Obviously, there would also be a need to provide English language classes. The inability to speak the language of the host country constitutes a major barrier in the settling-in and integration process. Our immigrants need to have knowledge of English in order to access services and employment, to make a life for themselves in the community. While this need may be reasonably well met in Dublin, it is not clear that adequate provision of English classes exists for immigrants nation wide. Perhaps the providers of Social Care education in Ireland could see this as part of their role?
These are, of course, just some of the areas we can reflect on in terms of preparing our child and youth care students to meet the needs of the changing population demographics in Ireland. Some 70,000 people migrated to Ireland in the 12 months to April 2005, the highest annual immigration figure on record and the number of non-nationals living in the State is estimated to be 350,000, accounting for 8-9 percent of the population of 4.13 million currently living here, according to our Central Statistics Office estimates. Seventeen per cent of these immigrants come from Poland and 9% from Lithuania to take but two examples of countries of origin (Workpermit.com, 1996) so there are signposts as to which foreign languages we might want to develop.
Many people are coming here as economic migrants but there are others who claim that they are forced to flee from their homes and their countries. It seems reasonable to suggest that a high per centage of these families will come into contact with child and youth care or human services. We take it that there are many valid reasons for college programs in offering foreign languages such as French, German and Spanish in their own right, but we would also like to see a futurist approach adopted across the Irish third-level college system in developing a wider portfolio of foreign languages to include, for example, English as a Foreign Language for our new families, Cultural Awareness and, dare we say it, Polish, Latvian, Lithuanian and some of the African languages.
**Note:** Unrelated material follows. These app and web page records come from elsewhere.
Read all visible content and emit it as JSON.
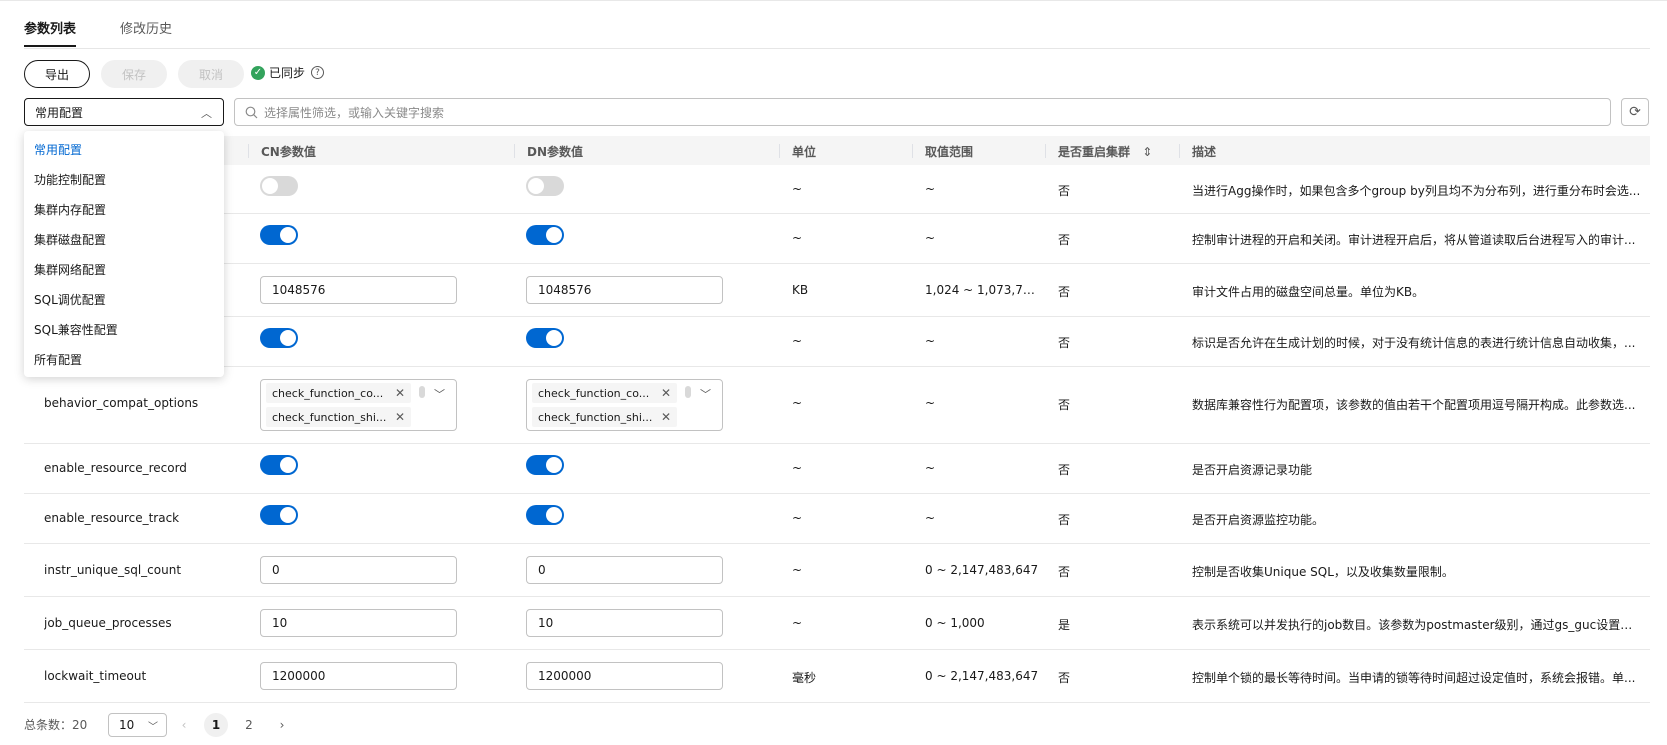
{
  "tabs": [
    {
      "label": "参数列表"
    },
    {
      "label": "修改历史"
    }
  ],
  "toolbar": {
    "export": "导出",
    "save": "保存",
    "cancel": "取消",
    "sync_status": "已同步"
  },
  "filter": {
    "selected": "常用配置",
    "search_placeholder": "选择属性筛选，或输入关键字搜索"
  },
  "dropdown_options": [
    "常用配置",
    "功能控制配置",
    "集群内存配置",
    "集群磁盘配置",
    "集群网络配置",
    "SQL调优配置",
    "SQL兼容性配置",
    "所有配置"
  ],
  "columns": {
    "cn": "CN参数值",
    "dn": "DN参数值",
    "unit": "单位",
    "range": "取值范围",
    "restart": "是否重启集群",
    "desc": "描述"
  },
  "rows": [
    {
      "name": "",
      "type": "toggle",
      "cn": "off",
      "dn": "off",
      "unit": "~",
      "range": "~",
      "restart": "否",
      "desc": "当进行Agg操作时，如果包含多个group by列且均不为分布列，进行重分布时会选..."
    },
    {
      "name": "",
      "type": "toggle",
      "cn": "on",
      "dn": "on",
      "unit": "~",
      "range": "~",
      "restart": "否",
      "desc": "控制审计进程的开启和关闭。审计进程开启后，将从管道读取后台进程写入的审计..."
    },
    {
      "name": "",
      "type": "input",
      "cn": "1048576",
      "dn": "1048576",
      "unit": "KB",
      "range": "1,024 ~ 1,073,741,...",
      "restart": "否",
      "desc": "审计文件占用的磁盘空间总量。单位为KB。"
    },
    {
      "name": "",
      "type": "toggle",
      "cn": "on",
      "dn": "on",
      "unit": "~",
      "range": "~",
      "restart": "否",
      "desc": "标识是否允许在生成计划的时候，对于没有统计信息的表进行统计信息自动收集，..."
    },
    {
      "name": "behavior_compat_options",
      "type": "multi",
      "cn_tags": [
        "check_function_co...",
        "check_function_shi..."
      ],
      "dn_tags": [
        "check_function_co...",
        "check_function_shi..."
      ],
      "unit": "~",
      "range": "~",
      "restart": "否",
      "desc": "数据库兼容性行为配置项，该参数的值由若干个配置项用逗号隔开构成。此参数选..."
    },
    {
      "name": "enable_resource_record",
      "type": "toggle",
      "cn": "on",
      "dn": "on",
      "unit": "~",
      "range": "~",
      "restart": "否",
      "desc": "是否开启资源记录功能"
    },
    {
      "name": "enable_resource_track",
      "type": "toggle",
      "cn": "on",
      "dn": "on",
      "unit": "~",
      "range": "~",
      "restart": "否",
      "desc": "是否开启资源监控功能。"
    },
    {
      "name": "instr_unique_sql_count",
      "type": "input",
      "cn": "0",
      "dn": "0",
      "unit": "~",
      "range": "0 ~ 2,147,483,647",
      "restart": "否",
      "desc": "控制是否收集Unique SQL，以及收集数量限制。"
    },
    {
      "name": "job_queue_processes",
      "type": "input",
      "cn": "10",
      "dn": "10",
      "unit": "~",
      "range": "0 ~ 1,000",
      "restart": "是",
      "desc": "表示系统可以并发执行的job数目。该参数为postmaster级别，通过gs_guc设置，..."
    },
    {
      "name": "lockwait_timeout",
      "type": "input",
      "cn": "1200000",
      "dn": "1200000",
      "unit": "毫秒",
      "range": "0 ~ 2,147,483,647",
      "restart": "否",
      "desc": "控制单个锁的最长等待时间。当申请的锁等待时间超过设定值时，系统会报错。单..."
    }
  ],
  "pagination": {
    "total_label": "总条数：20",
    "page_size": "10",
    "pages": [
      "1",
      "2"
    ],
    "current": "1"
  },
  "colors": {
    "accent": "#0067d1",
    "success": "#33a35c",
    "header_bg": "#f5f5f5"
  }
}
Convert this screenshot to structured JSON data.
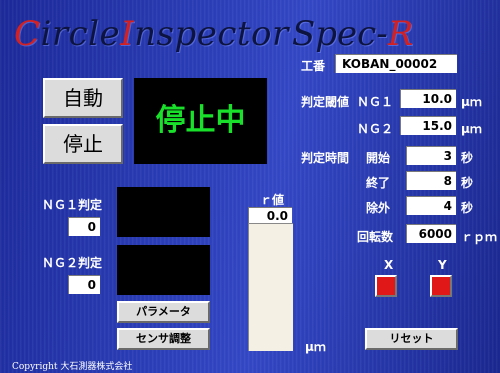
{
  "header": {
    "title_c": "C",
    "title_ircle": "ircle",
    "title_i": "I",
    "title_nspector": "nspector",
    "subtitle_spec": "Spec-",
    "subtitle_r": "R"
  },
  "koban": {
    "label": "工番",
    "value": "KOBAN_00002"
  },
  "controls": {
    "auto_label": "自動",
    "stop_label": "停止"
  },
  "status": {
    "text": "停止中",
    "color": "#19e02a"
  },
  "judge_threshold": {
    "label": "判定閾値",
    "ng1": {
      "label": "ＮＧ１",
      "value": "10.0",
      "unit": "μｍ"
    },
    "ng2": {
      "label": "ＮＧ２",
      "value": "15.0",
      "unit": "μｍ"
    }
  },
  "judge_time": {
    "label": "判定時間",
    "start": {
      "label": "開始",
      "value": "3",
      "unit": "秒"
    },
    "end": {
      "label": "終了",
      "value": "8",
      "unit": "秒"
    },
    "exclude": {
      "label": "除外",
      "value": "4",
      "unit": "秒"
    }
  },
  "rotation": {
    "label": "回転数",
    "value": "6000",
    "unit": "ｒｐｍ"
  },
  "ng1_judge": {
    "label": "ＮＧ１判定",
    "count": "0"
  },
  "ng2_judge": {
    "label": "ＮＧ２判定",
    "count": "0"
  },
  "r_value": {
    "label": "ｒ値",
    "value": "0.0",
    "unit": "μｍ"
  },
  "buttons": {
    "parameter": "パラメータ",
    "sensor_adjust": "センサ調整",
    "reset": "リセット"
  },
  "indicators": {
    "x_label": "X",
    "y_label": "Y",
    "lamp_color": "#e01818"
  },
  "footer": {
    "copyright": "Copyright 大石測器株式会社"
  }
}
Dr Niall McElwee is a former Head of Department of Humanities and is currently a senior lecturer in child and youth care and an author some ten books in the area. He is a regular visitor to North America and Europe. He is Director of the Centre for Child and Youth Care Learning at the Athlone Institute of Technology, Ireland.
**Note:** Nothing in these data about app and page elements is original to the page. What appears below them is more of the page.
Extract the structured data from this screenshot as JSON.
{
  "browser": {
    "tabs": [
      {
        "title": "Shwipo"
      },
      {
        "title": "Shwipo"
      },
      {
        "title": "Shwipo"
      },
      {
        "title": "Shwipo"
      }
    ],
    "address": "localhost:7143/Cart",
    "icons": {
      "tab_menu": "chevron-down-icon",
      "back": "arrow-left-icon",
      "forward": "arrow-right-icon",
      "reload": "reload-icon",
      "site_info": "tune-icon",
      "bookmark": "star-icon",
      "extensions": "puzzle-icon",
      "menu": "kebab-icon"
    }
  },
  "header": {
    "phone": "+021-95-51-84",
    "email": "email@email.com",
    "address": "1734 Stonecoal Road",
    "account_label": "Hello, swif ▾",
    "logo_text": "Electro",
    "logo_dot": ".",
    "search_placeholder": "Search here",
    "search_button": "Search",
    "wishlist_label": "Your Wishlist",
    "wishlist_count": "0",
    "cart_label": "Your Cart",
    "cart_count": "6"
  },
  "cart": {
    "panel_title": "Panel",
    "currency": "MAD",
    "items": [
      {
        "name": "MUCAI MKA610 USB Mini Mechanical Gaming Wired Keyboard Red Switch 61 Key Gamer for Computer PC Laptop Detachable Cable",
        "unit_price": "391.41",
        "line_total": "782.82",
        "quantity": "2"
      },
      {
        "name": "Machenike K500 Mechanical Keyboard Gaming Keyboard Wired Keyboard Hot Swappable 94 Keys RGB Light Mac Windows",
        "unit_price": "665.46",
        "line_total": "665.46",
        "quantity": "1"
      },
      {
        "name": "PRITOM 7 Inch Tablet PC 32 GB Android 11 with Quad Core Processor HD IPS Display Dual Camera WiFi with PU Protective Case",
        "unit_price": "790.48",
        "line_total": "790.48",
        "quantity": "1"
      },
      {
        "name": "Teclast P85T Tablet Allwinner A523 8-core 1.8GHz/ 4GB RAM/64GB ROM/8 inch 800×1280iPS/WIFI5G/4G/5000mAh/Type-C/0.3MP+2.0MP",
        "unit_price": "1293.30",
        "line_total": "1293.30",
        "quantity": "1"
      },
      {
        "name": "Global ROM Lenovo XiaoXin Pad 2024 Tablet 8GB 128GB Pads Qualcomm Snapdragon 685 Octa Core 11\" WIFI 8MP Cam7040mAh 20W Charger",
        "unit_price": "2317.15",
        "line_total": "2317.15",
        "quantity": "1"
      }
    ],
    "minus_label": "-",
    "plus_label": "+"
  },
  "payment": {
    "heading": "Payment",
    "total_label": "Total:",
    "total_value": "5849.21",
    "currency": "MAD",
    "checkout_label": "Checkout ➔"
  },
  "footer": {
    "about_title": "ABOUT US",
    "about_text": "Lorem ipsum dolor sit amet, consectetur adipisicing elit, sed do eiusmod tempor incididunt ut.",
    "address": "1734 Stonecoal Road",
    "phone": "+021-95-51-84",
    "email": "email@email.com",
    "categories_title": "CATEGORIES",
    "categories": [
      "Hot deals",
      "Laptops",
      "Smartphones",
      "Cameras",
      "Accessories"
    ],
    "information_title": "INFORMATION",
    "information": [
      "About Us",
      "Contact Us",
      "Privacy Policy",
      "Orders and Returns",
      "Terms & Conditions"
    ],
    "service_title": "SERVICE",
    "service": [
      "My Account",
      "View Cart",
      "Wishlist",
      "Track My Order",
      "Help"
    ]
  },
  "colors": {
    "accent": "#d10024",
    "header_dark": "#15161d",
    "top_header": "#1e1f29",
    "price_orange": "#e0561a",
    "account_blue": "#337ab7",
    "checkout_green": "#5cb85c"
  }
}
Imelda Cooke is a lecturer in languages at the Department of Humanities at the Athlone Institute of Technology, Ireland. She has lectured and developed languages for child and youth care programs for over a decade. She is a regular visitor to Europe where she has responsibility for practica.
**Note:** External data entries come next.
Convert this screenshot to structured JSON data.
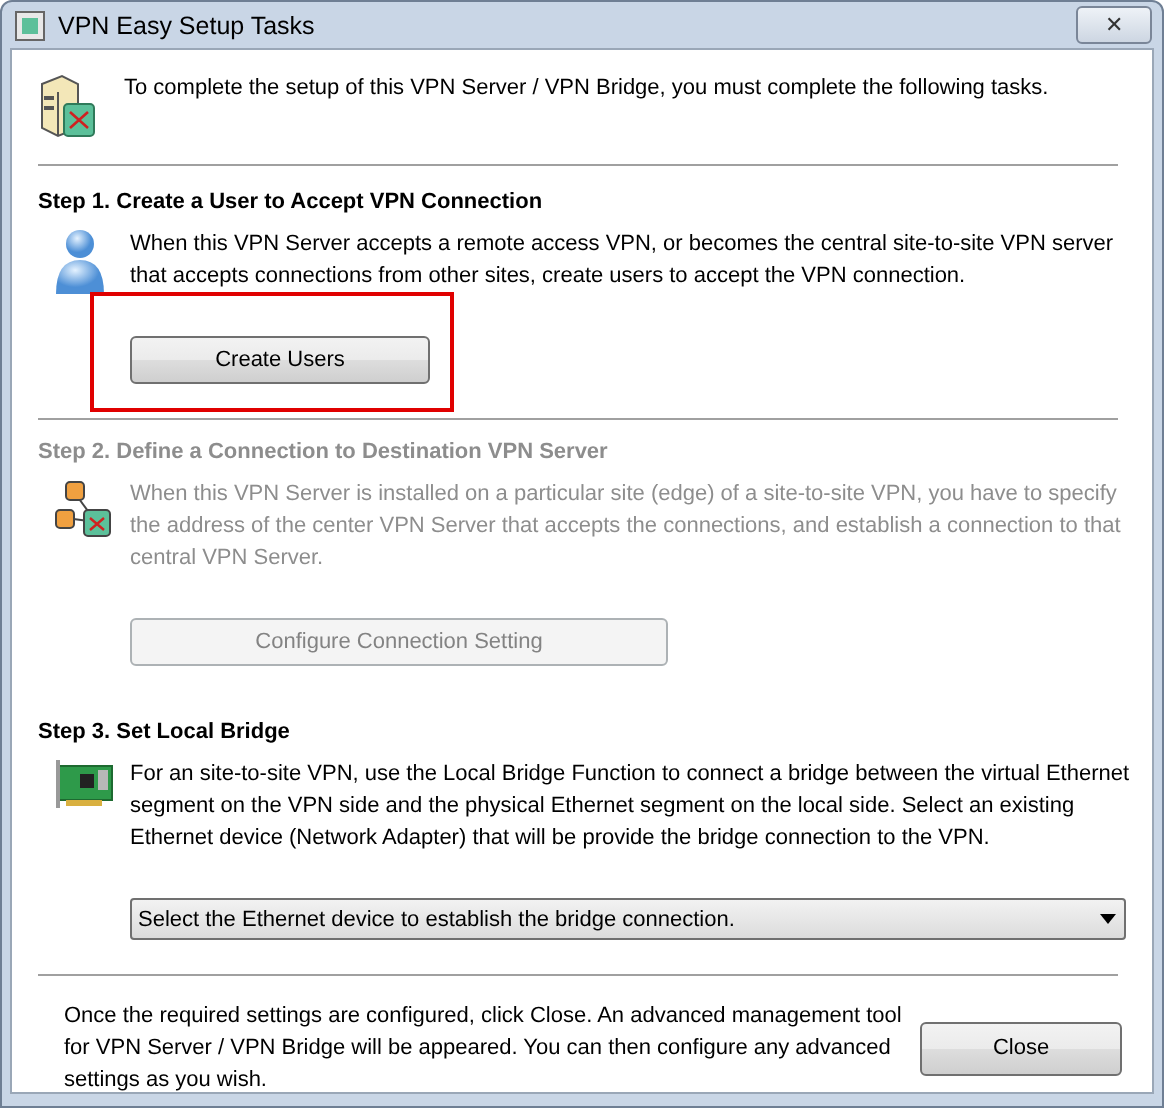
{
  "window": {
    "title": "VPN Easy Setup Tasks",
    "close": "✕"
  },
  "intro": "To complete the setup of this VPN Server / VPN Bridge, you must complete the following tasks.",
  "steps": [
    {
      "title": "Step 1. Create a User to Accept VPN Connection",
      "text": "When this VPN Server accepts a remote access VPN, or becomes the central site-to-site VPN server that accepts connections from other sites, create users to accept the VPN connection.",
      "control": {
        "kind": "button",
        "label": "Create Users"
      },
      "disabled": false,
      "highlighted": true
    },
    {
      "title": "Step 2. Define a Connection to Destination VPN Server",
      "text": "When this VPN Server is installed on a particular site (edge) of a site-to-site VPN, you have to specify the address of the center VPN Server that accepts the connections, and establish a connection to that central VPN Server.",
      "control": {
        "kind": "button",
        "label": "Configure Connection Setting"
      },
      "disabled": true,
      "highlighted": false
    },
    {
      "title": "Step 3. Set Local Bridge",
      "text": "For an site-to-site VPN, use the Local Bridge Function to connect a bridge between the virtual Ethernet segment on the VPN side and the physical Ethernet segment on the local side. Select an existing Ethernet device (Network Adapter) that will be provide the bridge connection to the VPN.",
      "control": {
        "kind": "dropdown",
        "label": "Select the Ethernet device to establish the bridge connection."
      },
      "disabled": false,
      "highlighted": false
    }
  ],
  "footer": {
    "text": "Once the required settings are configured, click Close. An advanced management tool for VPN Server / VPN Bridge will be appeared. You can then configure any advanced settings as you wish.",
    "button": "Close"
  }
}
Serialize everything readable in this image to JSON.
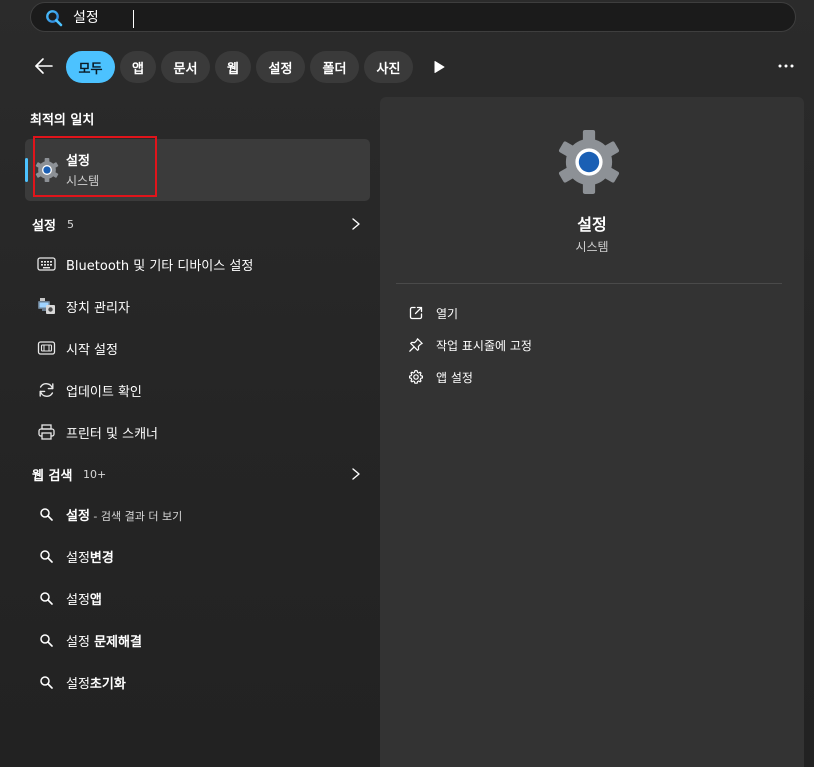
{
  "search": {
    "value": "설정",
    "icon": "search-icon"
  },
  "filters": {
    "back_icon": "back-arrow-icon",
    "tabs": [
      "모두",
      "앱",
      "문서",
      "웹",
      "설정",
      "폴더",
      "사진"
    ],
    "active": "모두",
    "play_icon": "play-icon",
    "more_icon": "more-icon"
  },
  "best_match": {
    "section_title": "최적의 일치",
    "title": "설정",
    "subtitle": "시스템",
    "icon": "settings-gear-icon"
  },
  "settings_group": {
    "title": "설정",
    "count": "5",
    "items": [
      {
        "label": "Bluetooth 및 기타 디바이스 설정",
        "icon": "keyboard-icon"
      },
      {
        "label": "장치 관리자",
        "icon": "device-manager-icon"
      },
      {
        "label": "시작 설정",
        "icon": "start-icon"
      },
      {
        "label": "업데이트 확인",
        "icon": "update-icon"
      },
      {
        "label": "프린터 및 스캐너",
        "icon": "printer-icon"
      }
    ]
  },
  "web_search": {
    "title": "웹 검색",
    "count": "10+",
    "items": [
      {
        "prefix": "설정",
        "bold": "",
        "suffix": " - 검색 결과 더 보기"
      },
      {
        "prefix": "설정",
        "bold": "변경",
        "suffix": ""
      },
      {
        "prefix": "설정",
        "bold": "앱",
        "suffix": ""
      },
      {
        "prefix": "설정 ",
        "bold": "문제해결",
        "suffix": ""
      },
      {
        "prefix": "설정",
        "bold": "초기화",
        "suffix": ""
      }
    ]
  },
  "preview": {
    "title": "설정",
    "subtitle": "시스템",
    "actions": [
      {
        "label": "열기",
        "icon": "open-external-icon"
      },
      {
        "label": "작업 표시줄에 고정",
        "icon": "pin-icon"
      },
      {
        "label": "앱 설정",
        "icon": "gear-icon"
      }
    ]
  },
  "colors": {
    "accent": "#4cc2ff",
    "highlight_box": "#e0141b",
    "background": "#202020"
  }
}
Susan McKenna is a Degree status graduate of social care. She has worked in the field in a variety of front line and managerial roles including community child care, project work, consulting and in early learning environments for at risk children. Most recently, she was manager of a crèche for disadvantaged children in Galway, Ireland. She is consultant practitioner with SocSci Consultancy.
Athlone Institute of Technology programmatic review, (2005). Athlone: AIT.
American Assoc. of Teachers of German, Dartmouth College, National Council for the Social Studies, St. Olaf College, Univ. of St. Thomas, US News & World Report, World Book Encyclopedia
Cooke, I. (2004). Languages and social care. Paper to the Irish Association of Social Care Educators Annual Conference, Cork.
Irish Independent, 22/02/06. (K. Donnelly and C. Sweeney)